Good for whatever you want to use it!
Sunday, 29 May 2016 | Carlos
Iíve been postponing this review for some time, but now I finally got the time to write. I bought these binoculars as a complementary equipment for my telescope; so, having good quality was a must. If you are planning to use it for astronomy and you donít mind using a tripod, then you should go for a 10x50; but if you are going to hold it in your ands only, then the 7x50 is the best option, because the trembling of your hands will bother you a lot when observing stars on a 10x50.
Regarding the ďHDĒ, this binoculars is a truly FMC and it does have more transmissibility than most binoculars. That becomes clear when you use it for terrestrial observations: all the colours are equilibrated by the coating and the extra transmissibility gives stunning views with vivid and bright colours. If you already have binoculars (with lower quality) and observe with both, youíll think that the image of the low cost binoculars is kind of whitened, but this is just a matter of transmissibility. The same effect can be observed when you use your binoculars through a glass window (dam 80% of transmissibilityÖ), youíll immediately notice the loss in quality. For astronomy, the extra transmissibility comes in form of more contrast.
About the flat field, the stars look like dots through the whole field of view, but as expected, the eyepiece focus cannot cover the whole field (Due to the 7.5 degrees angle of view, which is too large.); So, my tip is to focus on an object or star at 70% of the radius of the field of view (imagining it as a circle), this will keep objects near the centre and near the edges sharp. People who use it only for terrestrial observation probably wonít notice this kind of detail.
So far, I havenít had any problem with fog on the lenses, this is one of the advantages of a nitrogen sealed binoculars. I couldnít explore the full potential of this binoculars for astronomy yet because Iím currently living in a town with too much light pollution, and it will take me some time before I can travel to somewhere with a clear sky. Nevertheless, I could observe many details on the Moon surface (with almost no chromatic aberration, by the way) and the four Galilean Moons of Jupiter (this requires good weather, because the magnification is just 7x). And just for those who still expect an expensive binoculars to have a weak body, this one has a rigid shockproof metal body all covered in rubber, it also has a firm grip and it is not too heavy. It also takes some time to get used to the focusing system that requires to adjust the two eyepieces, and I still prefer the central wheel to adjust the focus, but I believe that the independent focus make it easier to seal the binoculars.

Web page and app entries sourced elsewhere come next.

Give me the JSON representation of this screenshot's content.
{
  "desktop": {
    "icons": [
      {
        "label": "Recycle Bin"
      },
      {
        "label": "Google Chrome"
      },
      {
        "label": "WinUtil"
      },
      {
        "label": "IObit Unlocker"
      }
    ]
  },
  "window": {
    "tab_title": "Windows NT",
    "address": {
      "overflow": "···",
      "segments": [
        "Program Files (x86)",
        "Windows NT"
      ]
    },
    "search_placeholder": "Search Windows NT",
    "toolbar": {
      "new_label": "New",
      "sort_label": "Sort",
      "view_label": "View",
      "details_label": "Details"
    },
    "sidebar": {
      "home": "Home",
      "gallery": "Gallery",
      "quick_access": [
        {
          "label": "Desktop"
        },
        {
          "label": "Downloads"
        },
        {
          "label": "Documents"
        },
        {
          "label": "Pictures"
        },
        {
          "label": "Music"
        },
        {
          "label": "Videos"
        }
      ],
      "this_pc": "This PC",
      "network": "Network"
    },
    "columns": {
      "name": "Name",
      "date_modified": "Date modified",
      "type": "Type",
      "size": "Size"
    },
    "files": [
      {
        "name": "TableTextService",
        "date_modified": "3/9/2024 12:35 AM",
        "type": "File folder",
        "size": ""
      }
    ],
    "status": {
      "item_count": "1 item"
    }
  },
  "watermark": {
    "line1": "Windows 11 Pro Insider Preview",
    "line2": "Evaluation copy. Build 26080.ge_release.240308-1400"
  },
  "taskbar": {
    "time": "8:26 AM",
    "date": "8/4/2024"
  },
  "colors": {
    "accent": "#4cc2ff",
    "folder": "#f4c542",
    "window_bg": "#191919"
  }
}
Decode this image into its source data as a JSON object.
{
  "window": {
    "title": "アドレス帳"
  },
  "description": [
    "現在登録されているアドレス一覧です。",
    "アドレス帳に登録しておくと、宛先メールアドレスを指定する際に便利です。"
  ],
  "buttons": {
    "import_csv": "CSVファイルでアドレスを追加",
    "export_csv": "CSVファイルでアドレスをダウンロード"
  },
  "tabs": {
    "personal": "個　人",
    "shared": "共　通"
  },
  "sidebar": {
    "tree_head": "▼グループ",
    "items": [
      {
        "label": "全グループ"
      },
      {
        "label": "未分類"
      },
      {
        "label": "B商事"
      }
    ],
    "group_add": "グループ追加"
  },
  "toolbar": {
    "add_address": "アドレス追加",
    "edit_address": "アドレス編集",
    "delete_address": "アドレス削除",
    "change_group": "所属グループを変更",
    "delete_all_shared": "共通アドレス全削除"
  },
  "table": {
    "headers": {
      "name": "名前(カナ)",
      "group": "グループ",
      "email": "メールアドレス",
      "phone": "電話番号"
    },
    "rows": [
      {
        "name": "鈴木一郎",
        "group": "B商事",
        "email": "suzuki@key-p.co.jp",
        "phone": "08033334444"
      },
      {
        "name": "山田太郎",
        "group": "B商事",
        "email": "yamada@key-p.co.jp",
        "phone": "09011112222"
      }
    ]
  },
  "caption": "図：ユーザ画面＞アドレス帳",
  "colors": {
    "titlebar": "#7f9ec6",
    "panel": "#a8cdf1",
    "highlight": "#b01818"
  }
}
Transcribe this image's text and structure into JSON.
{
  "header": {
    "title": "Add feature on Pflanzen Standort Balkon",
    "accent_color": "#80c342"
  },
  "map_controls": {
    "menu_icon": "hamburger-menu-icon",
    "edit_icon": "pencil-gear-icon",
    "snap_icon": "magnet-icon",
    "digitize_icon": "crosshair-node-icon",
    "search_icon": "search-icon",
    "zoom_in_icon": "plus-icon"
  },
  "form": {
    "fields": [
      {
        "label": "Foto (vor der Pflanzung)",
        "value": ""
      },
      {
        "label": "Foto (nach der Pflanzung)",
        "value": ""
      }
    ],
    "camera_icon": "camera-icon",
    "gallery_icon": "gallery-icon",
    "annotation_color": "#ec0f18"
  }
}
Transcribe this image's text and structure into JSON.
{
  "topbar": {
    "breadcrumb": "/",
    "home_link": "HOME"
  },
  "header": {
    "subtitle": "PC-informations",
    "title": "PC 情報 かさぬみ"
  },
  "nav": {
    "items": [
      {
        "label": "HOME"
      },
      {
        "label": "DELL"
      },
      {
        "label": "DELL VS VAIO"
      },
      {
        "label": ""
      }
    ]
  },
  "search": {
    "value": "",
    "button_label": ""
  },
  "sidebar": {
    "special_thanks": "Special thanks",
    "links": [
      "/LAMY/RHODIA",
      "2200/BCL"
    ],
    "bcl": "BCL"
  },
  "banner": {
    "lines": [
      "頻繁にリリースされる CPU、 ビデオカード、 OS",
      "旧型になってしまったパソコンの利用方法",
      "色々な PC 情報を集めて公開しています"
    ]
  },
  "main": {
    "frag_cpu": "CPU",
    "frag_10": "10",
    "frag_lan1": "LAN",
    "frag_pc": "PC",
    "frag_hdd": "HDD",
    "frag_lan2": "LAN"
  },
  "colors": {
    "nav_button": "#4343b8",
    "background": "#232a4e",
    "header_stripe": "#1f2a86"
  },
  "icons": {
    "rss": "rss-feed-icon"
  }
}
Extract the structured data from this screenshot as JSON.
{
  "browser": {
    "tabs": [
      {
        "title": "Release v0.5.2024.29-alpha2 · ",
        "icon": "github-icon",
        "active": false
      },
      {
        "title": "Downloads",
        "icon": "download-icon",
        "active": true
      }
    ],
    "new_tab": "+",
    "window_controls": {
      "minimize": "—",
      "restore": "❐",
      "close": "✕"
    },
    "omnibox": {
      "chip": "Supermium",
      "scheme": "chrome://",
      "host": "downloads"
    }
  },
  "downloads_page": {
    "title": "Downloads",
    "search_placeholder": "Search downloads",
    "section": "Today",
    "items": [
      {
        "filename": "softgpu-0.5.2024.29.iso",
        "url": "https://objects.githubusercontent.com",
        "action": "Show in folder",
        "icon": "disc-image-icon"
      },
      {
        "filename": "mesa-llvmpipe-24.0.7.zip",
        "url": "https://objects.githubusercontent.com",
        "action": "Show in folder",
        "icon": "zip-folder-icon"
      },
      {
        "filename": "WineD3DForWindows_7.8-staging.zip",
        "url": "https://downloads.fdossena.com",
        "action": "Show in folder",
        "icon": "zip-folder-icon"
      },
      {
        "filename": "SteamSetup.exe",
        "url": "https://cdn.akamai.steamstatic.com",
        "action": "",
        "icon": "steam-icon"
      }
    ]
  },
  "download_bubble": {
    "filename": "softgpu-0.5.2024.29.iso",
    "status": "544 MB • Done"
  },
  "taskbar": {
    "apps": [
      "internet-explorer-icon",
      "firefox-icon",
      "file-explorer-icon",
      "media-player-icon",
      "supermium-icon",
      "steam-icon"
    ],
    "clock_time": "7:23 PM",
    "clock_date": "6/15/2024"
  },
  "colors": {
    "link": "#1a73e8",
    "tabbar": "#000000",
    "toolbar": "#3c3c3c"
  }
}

If you are planning to buy a good equipment, donít be afraid of getting an Apollo, itís a safe investment and itís going to last a life if you take care of it. The decision to make is just about going 7x50 or 10x50; and as I said before: Astronomy using hands, go 7x50; Astronomy with tripod, go 10x50; if you use mostly for terrestrial observation, go for the 10x50. I hope it helps, Clear Skies!